Read the full review at BookPage.

Junction, The Sky Woman shirk alien war stories for old-school sci-fi fun

One look at the science fiction section of your local Barnes & Noble or Books-A-Million shows that war is king. After the success of such books as War of the Worlds, Starship Troopers and Star Wars (yeah, it was a book, you know), it’s only natural that every sci-fi book on the market tries to replicate that excitement. Even Star Trek, which is fundamentally supposed to be about discovering “new frontiers and strange civilizations,” has become obsessed with battles between Klingons, Romulans, and the Borg.

Junction

Junction
Daniel M. Bensen
Flame Tree Press
Hardcover: 9781787580961
Trade PB: 9781787580947

So, it was refreshing to read a couple of books recently that attempted to put some of the wonder of sci-fi back onto the written page. Junction by Daniel M. Bensen and The Sky Woman by J.D. Moyer (both from Flame Tree Press) get accolades in that respect.

Junction literally throws its human cast into a strange new world when a wormhole suddenly opens in New Guinea, allowing access to another planet just by stepping through a gateway between worlds. And The Sky Woman pits a woman from an orbiting ring station around earth into the middle of a post-apocalyptic civilization.

Naturally, complications arise in both novels.

In Junction, an international cast, led by Japanese nature show host Daisuke Matsumori, runs into trouble when their plane goes down in the alien landscape miles from their makeshift base. With little food or chance of being rescued, the group must trek through a bizarre world of unnatural creatures to get back to safety. The danger intensifies and the casualties mount up with each new region, or “biome,”  they enter. The story felt a little like that old Jules Verne novel, Mysterious Island, filled with imagination, fantastic creatures, and imaginative feats of survival.

The Sky Woman

The Sky Woman
J.D. Moyer
Flame Tree Press
Hardcover: 9781787580435
Trade PB: 9781787580411

The Sky Woman had a John Carter of Mars feel to it, as our hero is dropped into a land of barbaric tribes, only to learn that it will take more than her advanced technology to escape. Throw in a few giants and a psychic ghostlike phenomenon known as “the gast” and it was easy to get caught up in this adventure.

That said, both novels also had a few shortcomings. Junction seemed to fall into a rut of getting repetitious as the group faced new creatures from one chapter to the next, while The Sky Woman took an unexpected turn midway through the novel by wasting time with more of the ring station dwellers.
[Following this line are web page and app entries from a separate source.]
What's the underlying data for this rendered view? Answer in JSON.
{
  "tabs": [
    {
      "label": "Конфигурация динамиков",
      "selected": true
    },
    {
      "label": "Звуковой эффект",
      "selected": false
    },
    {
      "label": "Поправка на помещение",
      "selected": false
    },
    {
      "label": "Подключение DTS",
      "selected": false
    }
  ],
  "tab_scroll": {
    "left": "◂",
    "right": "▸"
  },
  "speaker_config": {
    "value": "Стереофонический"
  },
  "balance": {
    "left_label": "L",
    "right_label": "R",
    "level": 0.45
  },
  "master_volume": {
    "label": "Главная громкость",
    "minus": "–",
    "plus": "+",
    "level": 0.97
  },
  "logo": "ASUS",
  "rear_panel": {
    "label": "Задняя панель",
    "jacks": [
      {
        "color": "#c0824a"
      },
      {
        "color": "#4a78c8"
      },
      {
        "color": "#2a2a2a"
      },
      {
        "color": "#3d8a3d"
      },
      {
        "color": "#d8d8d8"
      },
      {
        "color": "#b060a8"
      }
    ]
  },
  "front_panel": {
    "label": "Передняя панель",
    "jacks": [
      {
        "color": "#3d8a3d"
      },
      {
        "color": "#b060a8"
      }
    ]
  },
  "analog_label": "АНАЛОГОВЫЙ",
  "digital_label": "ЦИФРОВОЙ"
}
But in a sci-fi field where war seems to define the genre, the originality (or old-school familiarity, if you will) of both tales made them enjoyable reading alternatives.

Thanks to Flame Tree Press for providing advance reading copies on both titles.